*Exercise requirements*
Your task is to print all of the data below exactly, with no pictures included.

*Data shown*
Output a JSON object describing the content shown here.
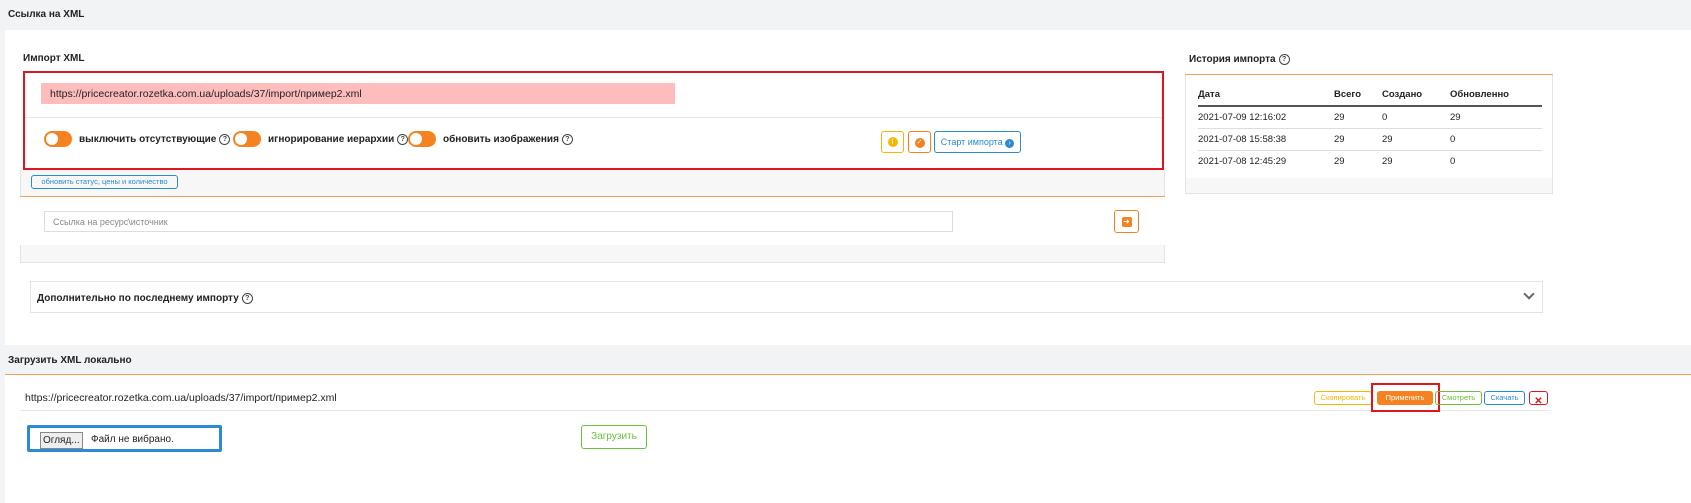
{
  "top_section": {
    "title": "Ссылка на XML"
  },
  "import_xml": {
    "title": "Импорт XML",
    "url_value": "https://pricecreator.rozetka.com.ua/uploads/37/import/пример2.xml",
    "toggles": [
      {
        "label": "выключить отсутствующие"
      },
      {
        "label": "игнорирование иерархии"
      },
      {
        "label": "обновить изображения"
      }
    ],
    "start_button": "Старт импорта",
    "status_button": "обновить статус, цены и количество",
    "source_placeholder": "Ссылка на ресурс\\источник"
  },
  "history": {
    "title": "История импорта",
    "headers": [
      "Дата",
      "Всего",
      "Создано",
      "Обновленно"
    ],
    "rows": [
      [
        "2021-07-09 12:16:02",
        "29",
        "0",
        "29"
      ],
      [
        "2021-07-08 15:58:38",
        "29",
        "29",
        "0"
      ],
      [
        "2021-07-08 12:45:29",
        "29",
        "29",
        "0"
      ]
    ]
  },
  "extra": {
    "title": "Дополнительно по последнему импорту"
  },
  "local": {
    "title": "Загрузить XML локально",
    "file_url": "https://pricecreator.rozetka.com.ua/uploads/37/import/пример2.xml",
    "buttons": {
      "copy": "Скопировать",
      "apply": "Применить",
      "view": "Смотреть",
      "download": "Скачать"
    },
    "browse": "Огляд...",
    "no_file": "Файл не вибрано.",
    "upload": "Загрузить"
  },
  "colors": {
    "accent": "#f58220",
    "highlight": "#e0161e",
    "url_bg": "#ffbcbc",
    "info": "#2a8bd0",
    "success": "#6cbf3a"
  }
}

*The answer*
Output a JSON object describing the content shown here.
{
  "top_section": {
    "title": "Ссылка на XML"
  },
  "import_xml": {
    "title": "Импорт XML",
    "url_value": "https://pricecreator.rozetka.com.ua/uploads/37/import/пример2.xml",
    "toggles": [
      {
        "label": "выключить отсутствующие"
      },
      {
        "label": "игнорирование иерархии"
      },
      {
        "label": "обновить изображения"
      }
    ],
    "start_button": "Старт импорта",
    "status_button": "обновить статус, цены и количество",
    "source_placeholder": "Ссылка на ресурс\\источник"
  },
  "history": {
    "title": "История импорта",
    "headers": [
      "Дата",
      "Всего",
      "Создано",
      "Обновленно"
    ],
    "rows": [
      [
        "2021-07-09 12:16:02",
        "29",
        "0",
        "29"
      ],
      [
        "2021-07-08 15:58:38",
        "29",
        "29",
        "0"
      ],
      [
        "2021-07-08 12:45:29",
        "29",
        "29",
        "0"
      ]
    ]
  },
  "extra": {
    "title": "Дополнительно по последнему импорту"
  },
  "local": {
    "title": "Загрузить XML локально",
    "file_url": "https://pricecreator.rozetka.com.ua/uploads/37/import/пример2.xml",
    "buttons": {
      "copy": "Скопировать",
      "apply": "Применить",
      "view": "Смотреть",
      "download": "Скачать"
    },
    "browse": "Огляд...",
    "no_file": "Файл не вибрано.",
    "upload": "Загрузить"
  },
  "colors": {
    "accent": "#f58220",
    "highlight": "#e0161e",
    "url_bg": "#ffbcbc",
    "info": "#2a8bd0",
    "success": "#6cbf3a"
  }
}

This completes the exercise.